"""

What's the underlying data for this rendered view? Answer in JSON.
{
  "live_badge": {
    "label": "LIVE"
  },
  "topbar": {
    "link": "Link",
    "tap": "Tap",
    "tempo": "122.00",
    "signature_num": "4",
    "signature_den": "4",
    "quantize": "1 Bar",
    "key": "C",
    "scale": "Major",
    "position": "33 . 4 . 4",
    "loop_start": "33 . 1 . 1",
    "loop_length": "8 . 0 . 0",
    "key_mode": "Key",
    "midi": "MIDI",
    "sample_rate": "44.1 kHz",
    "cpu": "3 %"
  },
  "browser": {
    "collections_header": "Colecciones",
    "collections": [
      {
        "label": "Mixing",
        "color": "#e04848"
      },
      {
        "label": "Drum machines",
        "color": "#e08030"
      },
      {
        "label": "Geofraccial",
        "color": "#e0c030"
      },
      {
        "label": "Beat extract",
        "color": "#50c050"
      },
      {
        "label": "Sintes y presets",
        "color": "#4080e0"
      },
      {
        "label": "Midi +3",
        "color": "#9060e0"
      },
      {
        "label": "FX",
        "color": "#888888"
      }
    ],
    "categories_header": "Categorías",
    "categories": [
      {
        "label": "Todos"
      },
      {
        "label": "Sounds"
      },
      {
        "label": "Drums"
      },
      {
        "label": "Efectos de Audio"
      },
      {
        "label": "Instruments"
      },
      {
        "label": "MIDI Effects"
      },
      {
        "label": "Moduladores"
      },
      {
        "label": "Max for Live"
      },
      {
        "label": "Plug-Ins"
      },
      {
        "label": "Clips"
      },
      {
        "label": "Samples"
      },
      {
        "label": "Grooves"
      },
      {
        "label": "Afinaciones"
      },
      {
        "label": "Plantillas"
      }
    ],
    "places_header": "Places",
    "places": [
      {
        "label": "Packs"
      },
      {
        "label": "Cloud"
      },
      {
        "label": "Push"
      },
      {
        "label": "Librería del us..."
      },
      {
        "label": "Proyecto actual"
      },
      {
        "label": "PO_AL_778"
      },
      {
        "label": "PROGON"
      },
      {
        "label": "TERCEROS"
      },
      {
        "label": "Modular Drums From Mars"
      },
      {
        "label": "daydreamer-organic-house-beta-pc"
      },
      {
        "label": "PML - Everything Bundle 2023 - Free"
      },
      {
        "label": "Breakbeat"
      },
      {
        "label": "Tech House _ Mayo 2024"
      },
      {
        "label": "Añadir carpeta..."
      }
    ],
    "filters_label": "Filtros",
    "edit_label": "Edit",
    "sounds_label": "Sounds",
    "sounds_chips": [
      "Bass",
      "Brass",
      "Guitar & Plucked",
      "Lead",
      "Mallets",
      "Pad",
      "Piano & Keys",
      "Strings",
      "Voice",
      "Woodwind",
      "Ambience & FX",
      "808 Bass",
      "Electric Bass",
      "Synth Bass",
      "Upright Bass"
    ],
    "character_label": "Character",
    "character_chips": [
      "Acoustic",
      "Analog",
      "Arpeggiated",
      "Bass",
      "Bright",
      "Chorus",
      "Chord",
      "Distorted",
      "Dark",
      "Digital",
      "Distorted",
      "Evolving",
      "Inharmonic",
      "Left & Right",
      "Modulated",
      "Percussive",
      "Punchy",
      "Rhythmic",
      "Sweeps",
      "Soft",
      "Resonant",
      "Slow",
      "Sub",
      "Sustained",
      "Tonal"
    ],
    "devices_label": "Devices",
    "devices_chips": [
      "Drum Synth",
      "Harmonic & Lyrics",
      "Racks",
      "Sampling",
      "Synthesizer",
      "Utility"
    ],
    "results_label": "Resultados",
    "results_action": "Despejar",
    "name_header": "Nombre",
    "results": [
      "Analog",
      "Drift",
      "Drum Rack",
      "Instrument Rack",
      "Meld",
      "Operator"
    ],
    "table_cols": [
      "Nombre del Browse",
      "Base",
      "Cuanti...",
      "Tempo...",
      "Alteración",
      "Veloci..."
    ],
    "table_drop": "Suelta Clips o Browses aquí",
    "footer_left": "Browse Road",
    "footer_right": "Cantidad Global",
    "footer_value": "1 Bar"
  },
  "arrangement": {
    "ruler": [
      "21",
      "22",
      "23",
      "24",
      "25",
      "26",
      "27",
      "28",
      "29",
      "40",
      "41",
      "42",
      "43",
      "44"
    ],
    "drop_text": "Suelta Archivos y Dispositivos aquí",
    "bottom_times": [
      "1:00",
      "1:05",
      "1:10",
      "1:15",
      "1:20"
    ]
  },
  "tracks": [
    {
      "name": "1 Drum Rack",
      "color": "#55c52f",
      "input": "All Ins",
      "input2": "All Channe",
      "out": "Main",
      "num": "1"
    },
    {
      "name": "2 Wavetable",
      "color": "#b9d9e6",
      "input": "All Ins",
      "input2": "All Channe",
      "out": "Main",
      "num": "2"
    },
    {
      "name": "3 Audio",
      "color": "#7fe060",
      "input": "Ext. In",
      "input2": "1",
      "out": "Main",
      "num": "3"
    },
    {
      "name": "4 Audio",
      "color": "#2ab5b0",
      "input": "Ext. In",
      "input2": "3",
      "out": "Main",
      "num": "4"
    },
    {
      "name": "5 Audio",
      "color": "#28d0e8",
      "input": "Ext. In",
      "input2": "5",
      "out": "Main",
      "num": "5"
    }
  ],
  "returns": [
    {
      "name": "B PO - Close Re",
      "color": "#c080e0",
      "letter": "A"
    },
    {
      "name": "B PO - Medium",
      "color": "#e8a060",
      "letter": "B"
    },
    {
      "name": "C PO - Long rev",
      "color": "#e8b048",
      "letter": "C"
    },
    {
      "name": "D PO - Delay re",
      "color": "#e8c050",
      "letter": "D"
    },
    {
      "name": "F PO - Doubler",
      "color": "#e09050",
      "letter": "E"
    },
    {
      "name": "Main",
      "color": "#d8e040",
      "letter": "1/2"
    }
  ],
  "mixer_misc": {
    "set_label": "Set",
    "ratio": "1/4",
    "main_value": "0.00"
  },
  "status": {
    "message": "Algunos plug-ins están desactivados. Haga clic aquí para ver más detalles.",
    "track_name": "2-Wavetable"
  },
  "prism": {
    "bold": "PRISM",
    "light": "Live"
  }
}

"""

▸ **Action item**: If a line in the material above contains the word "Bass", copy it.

▸ **Exercise response**:
      "Bass",
      "808 Bass",
      "Electric Bass",
      "Synth Bass",
      "Upright Bass"
      "Bass",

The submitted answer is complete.